For this task, output every entry below exactly and omit the pictures.

Interface dataset entries:
□ □ □ □ □ □ □

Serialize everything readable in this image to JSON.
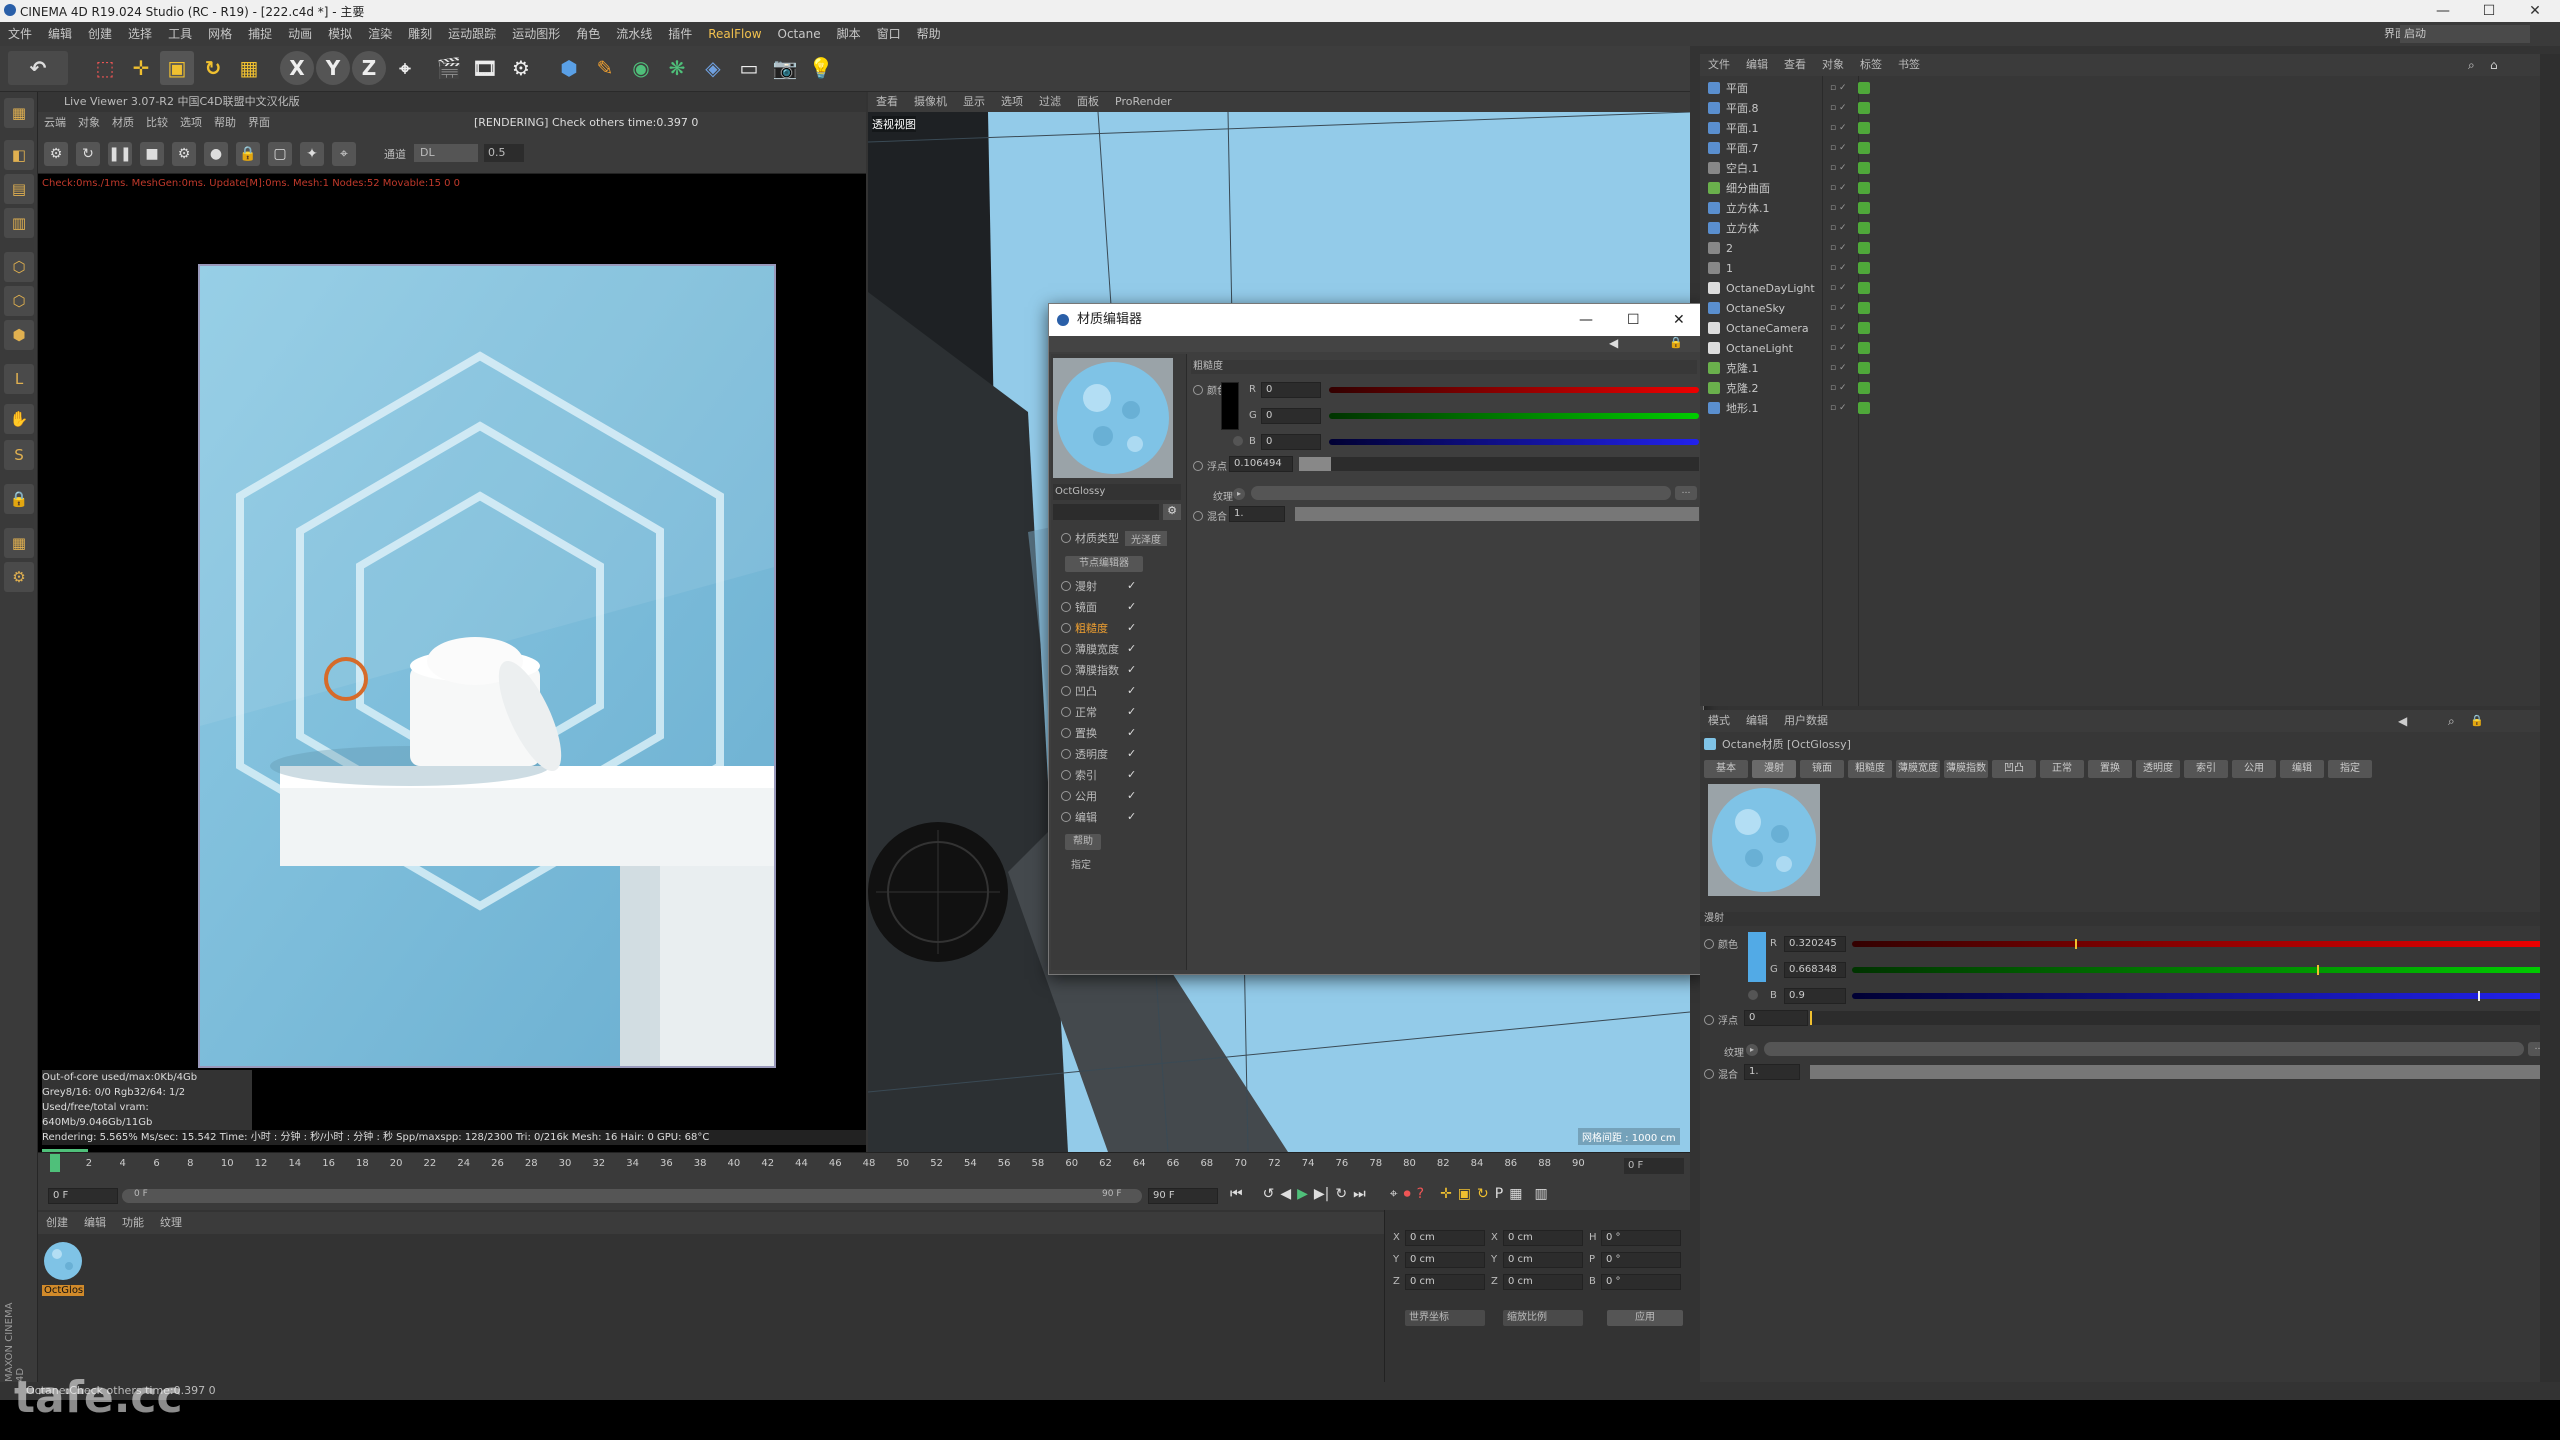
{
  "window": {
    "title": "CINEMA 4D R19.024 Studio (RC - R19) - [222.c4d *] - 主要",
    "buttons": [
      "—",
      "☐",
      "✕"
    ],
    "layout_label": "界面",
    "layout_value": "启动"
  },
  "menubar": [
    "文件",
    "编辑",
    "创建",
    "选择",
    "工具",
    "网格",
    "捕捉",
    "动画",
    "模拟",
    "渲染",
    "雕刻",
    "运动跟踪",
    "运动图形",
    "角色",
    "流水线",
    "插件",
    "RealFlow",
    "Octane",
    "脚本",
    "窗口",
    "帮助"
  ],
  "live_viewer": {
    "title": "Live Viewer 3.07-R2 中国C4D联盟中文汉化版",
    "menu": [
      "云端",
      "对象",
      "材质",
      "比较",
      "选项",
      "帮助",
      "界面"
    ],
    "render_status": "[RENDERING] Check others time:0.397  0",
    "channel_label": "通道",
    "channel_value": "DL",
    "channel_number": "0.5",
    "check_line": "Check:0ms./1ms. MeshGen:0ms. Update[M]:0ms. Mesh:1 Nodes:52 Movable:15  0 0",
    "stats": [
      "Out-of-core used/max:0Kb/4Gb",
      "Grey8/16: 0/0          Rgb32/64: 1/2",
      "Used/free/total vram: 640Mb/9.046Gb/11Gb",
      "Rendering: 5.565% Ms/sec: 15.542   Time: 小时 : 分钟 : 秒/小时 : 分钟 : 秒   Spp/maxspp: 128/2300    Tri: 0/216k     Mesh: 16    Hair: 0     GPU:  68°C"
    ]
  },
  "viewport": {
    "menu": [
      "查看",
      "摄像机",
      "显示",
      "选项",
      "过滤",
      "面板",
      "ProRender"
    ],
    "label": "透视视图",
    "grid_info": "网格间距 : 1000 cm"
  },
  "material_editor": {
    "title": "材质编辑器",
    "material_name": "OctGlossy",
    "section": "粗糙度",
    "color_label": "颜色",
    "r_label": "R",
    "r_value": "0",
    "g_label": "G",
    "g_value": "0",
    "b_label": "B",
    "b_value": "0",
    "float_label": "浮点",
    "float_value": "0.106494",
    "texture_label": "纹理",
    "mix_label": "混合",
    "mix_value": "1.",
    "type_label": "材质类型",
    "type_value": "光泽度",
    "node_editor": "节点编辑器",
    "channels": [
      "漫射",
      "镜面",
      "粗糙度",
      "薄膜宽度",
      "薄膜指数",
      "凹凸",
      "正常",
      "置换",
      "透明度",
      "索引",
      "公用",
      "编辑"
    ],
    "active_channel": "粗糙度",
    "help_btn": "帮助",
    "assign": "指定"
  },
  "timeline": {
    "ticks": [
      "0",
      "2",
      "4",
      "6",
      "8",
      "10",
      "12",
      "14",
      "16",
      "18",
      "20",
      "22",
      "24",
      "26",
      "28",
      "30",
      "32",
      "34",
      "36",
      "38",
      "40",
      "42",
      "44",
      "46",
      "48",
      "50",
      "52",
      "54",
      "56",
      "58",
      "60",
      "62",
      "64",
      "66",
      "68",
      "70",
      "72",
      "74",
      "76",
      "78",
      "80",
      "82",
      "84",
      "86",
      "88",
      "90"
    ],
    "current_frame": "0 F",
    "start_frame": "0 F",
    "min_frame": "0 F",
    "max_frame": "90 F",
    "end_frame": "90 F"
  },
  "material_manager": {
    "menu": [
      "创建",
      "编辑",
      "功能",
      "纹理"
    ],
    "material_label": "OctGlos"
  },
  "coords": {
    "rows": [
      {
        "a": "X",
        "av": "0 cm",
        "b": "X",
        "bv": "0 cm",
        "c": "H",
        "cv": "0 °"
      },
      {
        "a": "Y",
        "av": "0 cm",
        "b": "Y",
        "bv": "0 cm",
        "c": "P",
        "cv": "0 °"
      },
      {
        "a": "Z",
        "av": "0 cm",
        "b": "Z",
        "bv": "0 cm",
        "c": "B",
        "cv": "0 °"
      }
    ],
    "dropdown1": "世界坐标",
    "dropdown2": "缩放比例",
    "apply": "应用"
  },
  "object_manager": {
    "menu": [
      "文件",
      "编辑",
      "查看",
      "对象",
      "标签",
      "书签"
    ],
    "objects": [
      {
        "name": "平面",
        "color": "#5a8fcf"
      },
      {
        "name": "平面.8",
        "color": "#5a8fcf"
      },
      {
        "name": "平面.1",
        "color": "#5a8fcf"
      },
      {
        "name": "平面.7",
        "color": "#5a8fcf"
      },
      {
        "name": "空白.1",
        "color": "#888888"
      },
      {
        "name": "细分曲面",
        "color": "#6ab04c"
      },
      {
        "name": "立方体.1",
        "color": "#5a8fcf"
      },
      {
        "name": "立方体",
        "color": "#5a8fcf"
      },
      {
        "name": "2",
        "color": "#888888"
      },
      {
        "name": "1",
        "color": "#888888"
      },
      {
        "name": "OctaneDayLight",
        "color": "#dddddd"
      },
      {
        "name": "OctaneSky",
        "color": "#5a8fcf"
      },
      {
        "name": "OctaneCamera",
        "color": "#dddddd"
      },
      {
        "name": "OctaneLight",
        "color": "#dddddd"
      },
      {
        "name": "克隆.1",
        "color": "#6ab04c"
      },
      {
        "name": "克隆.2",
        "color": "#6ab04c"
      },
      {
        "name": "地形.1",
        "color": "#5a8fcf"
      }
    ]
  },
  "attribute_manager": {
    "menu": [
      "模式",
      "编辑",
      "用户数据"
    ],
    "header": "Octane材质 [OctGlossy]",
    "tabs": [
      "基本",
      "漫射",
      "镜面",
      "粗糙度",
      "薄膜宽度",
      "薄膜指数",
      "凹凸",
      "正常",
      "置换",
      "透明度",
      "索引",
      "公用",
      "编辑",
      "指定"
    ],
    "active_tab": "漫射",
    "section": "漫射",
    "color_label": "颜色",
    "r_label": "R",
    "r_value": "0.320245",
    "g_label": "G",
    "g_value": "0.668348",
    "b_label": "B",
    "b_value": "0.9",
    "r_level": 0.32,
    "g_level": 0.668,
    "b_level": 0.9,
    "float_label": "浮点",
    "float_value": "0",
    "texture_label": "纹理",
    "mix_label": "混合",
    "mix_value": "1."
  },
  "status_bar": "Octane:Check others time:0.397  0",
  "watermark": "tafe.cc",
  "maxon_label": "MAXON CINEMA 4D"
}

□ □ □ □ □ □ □

Output of the exercise:
Serialize everything readable in this image to JSON.
{
  "window": {
    "title": "CINEMA 4D R19.024 Studio (RC - R19) - [222.c4d *] - 主要",
    "buttons": [
      "—",
      "☐",
      "✕"
    ],
    "layout_label": "界面",
    "layout_value": "启动"
  },
  "menubar": [
    "文件",
    "编辑",
    "创建",
    "选择",
    "工具",
    "网格",
    "捕捉",
    "动画",
    "模拟",
    "渲染",
    "雕刻",
    "运动跟踪",
    "运动图形",
    "角色",
    "流水线",
    "插件",
    "RealFlow",
    "Octane",
    "脚本",
    "窗口",
    "帮助"
  ],
  "live_viewer": {
    "title": "Live Viewer 3.07-R2 中国C4D联盟中文汉化版",
    "menu": [
      "云端",
      "对象",
      "材质",
      "比较",
      "选项",
      "帮助",
      "界面"
    ],
    "render_status": "[RENDERING] Check others time:0.397  0",
    "channel_label": "通道",
    "channel_value": "DL",
    "channel_number": "0.5",
    "check_line": "Check:0ms./1ms. MeshGen:0ms. Update[M]:0ms. Mesh:1 Nodes:52 Movable:15  0 0",
    "stats": [
      "Out-of-core used/max:0Kb/4Gb",
      "Grey8/16: 0/0          Rgb32/64: 1/2",
      "Used/free/total vram: 640Mb/9.046Gb/11Gb",
      "Rendering: 5.565% Ms/sec: 15.542   Time: 小时 : 分钟 : 秒/小时 : 分钟 : 秒   Spp/maxspp: 128/2300    Tri: 0/216k     Mesh: 16    Hair: 0     GPU:  68°C"
    ]
  },
  "viewport": {
    "menu": [
      "查看",
      "摄像机",
      "显示",
      "选项",
      "过滤",
      "面板",
      "ProRender"
    ],
    "label": "透视视图",
    "grid_info": "网格间距 : 1000 cm"
  },
  "material_editor": {
    "title": "材质编辑器",
    "material_name": "OctGlossy",
    "section": "粗糙度",
    "color_label": "颜色",
    "r_label": "R",
    "r_value": "0",
    "g_label": "G",
    "g_value": "0",
    "b_label": "B",
    "b_value": "0",
    "float_label": "浮点",
    "float_value": "0.106494",
    "texture_label": "纹理",
    "mix_label": "混合",
    "mix_value": "1.",
    "type_label": "材质类型",
    "type_value": "光泽度",
    "node_editor": "节点编辑器",
    "channels": [
      "漫射",
      "镜面",
      "粗糙度",
      "薄膜宽度",
      "薄膜指数",
      "凹凸",
      "正常",
      "置换",
      "透明度",
      "索引",
      "公用",
      "编辑"
    ],
    "active_channel": "粗糙度",
    "help_btn": "帮助",
    "assign": "指定"
  },
  "timeline": {
    "ticks": [
      "0",
      "2",
      "4",
      "6",
      "8",
      "10",
      "12",
      "14",
      "16",
      "18",
      "20",
      "22",
      "24",
      "26",
      "28",
      "30",
      "32",
      "34",
      "36",
      "38",
      "40",
      "42",
      "44",
      "46",
      "48",
      "50",
      "52",
      "54",
      "56",
      "58",
      "60",
      "62",
      "64",
      "66",
      "68",
      "70",
      "72",
      "74",
      "76",
      "78",
      "80",
      "82",
      "84",
      "86",
      "88",
      "90"
    ],
    "current_frame": "0 F",
    "start_frame": "0 F",
    "min_frame": "0 F",
    "max_frame": "90 F",
    "end_frame": "90 F"
  },
  "material_manager": {
    "menu": [
      "创建",
      "编辑",
      "功能",
      "纹理"
    ],
    "material_label": "OctGlos"
  },
  "coords": {
    "rows": [
      {
        "a": "X",
        "av": "0 cm",
        "b": "X",
        "bv": "0 cm",
        "c": "H",
        "cv": "0 °"
      },
      {
        "a": "Y",
        "av": "0 cm",
        "b": "Y",
        "bv": "0 cm",
        "c": "P",
        "cv": "0 °"
      },
      {
        "a": "Z",
        "av": "0 cm",
        "b": "Z",
        "bv": "0 cm",
        "c": "B",
        "cv": "0 °"
      }
    ],
    "dropdown1": "世界坐标",
    "dropdown2": "缩放比例",
    "apply": "应用"
  },
  "object_manager": {
    "menu": [
      "文件",
      "编辑",
      "查看",
      "对象",
      "标签",
      "书签"
    ],
    "objects": [
      {
        "name": "平面",
        "color": "#5a8fcf"
      },
      {
        "name": "平面.8",
        "color": "#5a8fcf"
      },
      {
        "name": "平面.1",
        "color": "#5a8fcf"
      },
      {
        "name": "平面.7",
        "color": "#5a8fcf"
      },
      {
        "name": "空白.1",
        "color": "#888888"
      },
      {
        "name": "细分曲面",
        "color": "#6ab04c"
      },
      {
        "name": "立方体.1",
        "color": "#5a8fcf"
      },
      {
        "name": "立方体",
        "color": "#5a8fcf"
      },
      {
        "name": "2",
        "color": "#888888"
      },
      {
        "name": "1",
        "color": "#888888"
      },
      {
        "name": "OctaneDayLight",
        "color": "#dddddd"
      },
      {
        "name": "OctaneSky",
        "color": "#5a8fcf"
      },
      {
        "name": "OctaneCamera",
        "color": "#dddddd"
      },
      {
        "name": "OctaneLight",
        "color": "#dddddd"
      },
      {
        "name": "克隆.1",
        "color": "#6ab04c"
      },
      {
        "name": "克隆.2",
        "color": "#6ab04c"
      },
      {
        "name": "地形.1",
        "color": "#5a8fcf"
      }
    ]
  },
  "attribute_manager": {
    "menu": [
      "模式",
      "编辑",
      "用户数据"
    ],
    "header": "Octane材质 [OctGlossy]",
    "tabs": [
      "基本",
      "漫射",
      "镜面",
      "粗糙度",
      "薄膜宽度",
      "薄膜指数",
      "凹凸",
      "正常",
      "置换",
      "透明度",
      "索引",
      "公用",
      "编辑",
      "指定"
    ],
    "active_tab": "漫射",
    "section": "漫射",
    "color_label": "颜色",
    "r_label": "R",
    "r_value": "0.320245",
    "g_label": "G",
    "g_value": "0.668348",
    "b_label": "B",
    "b_value": "0.9",
    "r_level": 0.32,
    "g_level": 0.668,
    "b_level": 0.9,
    "float_label": "浮点",
    "float_value": "0",
    "texture_label": "纹理",
    "mix_label": "混合",
    "mix_value": "1."
  },
  "status_bar": "Octane:Check others time:0.397  0",
  "watermark": "tafe.cc",
  "maxon_label": "MAXON CINEMA 4D"
}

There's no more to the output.